Receptor structure-based discovery of non-metabolite agonists for the succinate receptor GPR91
Objective: Besides functioning as an intracellular metabolite, succinate acts as a stress-induced extracellular signal through activation of GPR91 (SUCNR1) for which we lack suitable pharmacological tools.
Methods and results: Here we first determined that the cis conformation of the succinate backbone is preferred and that certain backbone modifications are allowed for GPR91 activation. Through receptor modeling over the X-ray structure of the closely related P2Y1 receptor, we discovered that the binding pocket is partly occupied by a segment of an extracellular loop and that succinate therefore binds in a very different mode than generally believed. Importantly, an empty side-pocket is identified next to the succinate binding site. All this information formed the basis for a substructure-based search query, which, combined with molecular docking, was used in virtual screening of the ZINC database to pick two serial mini-libraries of a total of only 245 compounds from which sub-micromolar, selective GPR91 agonists of unique structures were identified. The best compounds were backbone-modified succinate analogs in which an amide-linked hydrophobic moiety docked into the side-pocket next to succinate as shown by both loss- and gain-of-function mutagenesis. These compounds displayed GPR91-dependent activity in altering cytokine expression in human M2 macrophages similar to succinate, and importantly were devoid of any effect on the major intracellular target, succinate dehydrogenase.

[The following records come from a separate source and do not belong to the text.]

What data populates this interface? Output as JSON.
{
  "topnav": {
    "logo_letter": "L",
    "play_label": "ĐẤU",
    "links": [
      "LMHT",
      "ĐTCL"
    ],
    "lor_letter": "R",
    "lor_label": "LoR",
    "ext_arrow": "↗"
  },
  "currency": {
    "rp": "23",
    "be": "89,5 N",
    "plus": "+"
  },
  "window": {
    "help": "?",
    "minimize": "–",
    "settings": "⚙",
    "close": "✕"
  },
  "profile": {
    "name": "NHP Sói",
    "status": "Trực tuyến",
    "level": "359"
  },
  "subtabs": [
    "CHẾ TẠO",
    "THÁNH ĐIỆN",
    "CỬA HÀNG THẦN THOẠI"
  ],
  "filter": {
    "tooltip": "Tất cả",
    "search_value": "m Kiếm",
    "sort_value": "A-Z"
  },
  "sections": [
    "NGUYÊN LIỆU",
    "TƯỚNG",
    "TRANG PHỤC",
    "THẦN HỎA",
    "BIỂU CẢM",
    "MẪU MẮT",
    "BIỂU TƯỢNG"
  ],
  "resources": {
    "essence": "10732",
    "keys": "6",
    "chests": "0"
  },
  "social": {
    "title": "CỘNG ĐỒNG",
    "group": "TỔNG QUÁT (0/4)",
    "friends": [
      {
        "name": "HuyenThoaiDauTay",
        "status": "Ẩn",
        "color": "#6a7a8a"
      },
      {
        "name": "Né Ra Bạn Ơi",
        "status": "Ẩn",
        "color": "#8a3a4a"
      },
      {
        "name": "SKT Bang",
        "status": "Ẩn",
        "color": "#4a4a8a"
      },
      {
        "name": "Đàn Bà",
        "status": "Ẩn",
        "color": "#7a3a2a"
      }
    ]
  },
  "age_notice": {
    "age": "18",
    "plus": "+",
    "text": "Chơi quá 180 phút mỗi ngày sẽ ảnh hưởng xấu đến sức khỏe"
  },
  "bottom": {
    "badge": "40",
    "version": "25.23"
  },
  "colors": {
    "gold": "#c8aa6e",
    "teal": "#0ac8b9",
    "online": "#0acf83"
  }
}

Conclusions: These novel, synthetic non-metabolite GPR91 agonists will be valuable both as pharmacological tools to delineate the GPR91-mediated functions of succinate and as leads for the development of GPR91-targeted drugs to potentially treat low grade metabolic inflammation and diabetic complications such as retinopathy and nephropathy.